Information and data security is a fundamental component of an effective information management regime, when coupled with re-use, sharing and exploitation of your information assets, will provide a platform for proactive and predictive analysis that delivers cost savings and a substantial competitive advantage.
Okay, let’s start with the bad news. The General Data Protection Regulation (GDPR) will come into force in the UK from the 25th May 2018 and recent surveys (by Netskope and Dell) have found that very few people know anything about it. The Dell GDPR Survey (of IT and business professionals with responsibility for data privacy as a significant part of their job responsibilities) found that more than 80% of respondents stated they know little or nothing about the GPDR.
The value of information can be many things – monetary, evidentiary, historical – and means more than how much it costs to buy, or the £ amount for which it can be sold. Businesses today are increasingly ‘information centric’ with data and information management playing a pivotal role in successful business models.
The European Union’s (EU) General Data Protection Regulation (GDPR) is now official, complete with greater sanctions - proposed maximum fines are huge - and more complexity around the processes relating to data protection and compliance. It’s a daunting time for organisations, but In-Form Consult (IFC) can help you deal with the changes ahead.
All organisations face challenges managing their enterprise information. How they address them varies. Some assess their situation and decide the best way to address the challenge is to set-up a project to deliver a solution. However, even for organisations who are delivering successful projects there is a track record littered with stories of cost overruns, technical failures, late delivery, cancelled projects and a host of other problems. In other words, the statistics seem to show that the odds are stacked against organisations trying to successfully deliver a project. So how can you improve your chances of success?
Deputy prime minister pledges to expand transparency law to include utility providers, regulators. Businesses that provide public utilities such as power and water may be subject to the Freedom of Information Act under reforms proposed by Deputy Prime Minister Nick Clegg today.

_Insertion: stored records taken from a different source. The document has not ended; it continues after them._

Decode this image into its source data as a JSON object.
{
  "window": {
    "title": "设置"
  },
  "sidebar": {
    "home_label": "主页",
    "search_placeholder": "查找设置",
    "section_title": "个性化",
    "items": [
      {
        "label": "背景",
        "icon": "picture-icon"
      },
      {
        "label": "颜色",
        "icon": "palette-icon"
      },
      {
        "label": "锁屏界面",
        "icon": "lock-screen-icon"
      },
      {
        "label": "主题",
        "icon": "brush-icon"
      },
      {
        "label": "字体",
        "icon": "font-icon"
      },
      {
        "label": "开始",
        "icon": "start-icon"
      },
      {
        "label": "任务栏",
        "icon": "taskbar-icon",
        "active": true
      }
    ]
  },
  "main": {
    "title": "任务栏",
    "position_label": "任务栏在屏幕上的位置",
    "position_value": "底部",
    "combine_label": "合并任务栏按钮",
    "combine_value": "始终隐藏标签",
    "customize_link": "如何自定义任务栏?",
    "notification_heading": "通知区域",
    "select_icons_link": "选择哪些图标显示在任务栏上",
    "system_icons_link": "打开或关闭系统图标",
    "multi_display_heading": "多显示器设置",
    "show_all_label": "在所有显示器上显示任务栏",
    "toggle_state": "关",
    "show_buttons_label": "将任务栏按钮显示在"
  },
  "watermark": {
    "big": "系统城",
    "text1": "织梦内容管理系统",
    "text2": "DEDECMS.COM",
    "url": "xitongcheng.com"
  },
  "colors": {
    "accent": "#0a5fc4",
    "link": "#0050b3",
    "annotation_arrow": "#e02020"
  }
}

Clegg said the reforms are “part of our wider project to resettle the relationship between people and government”.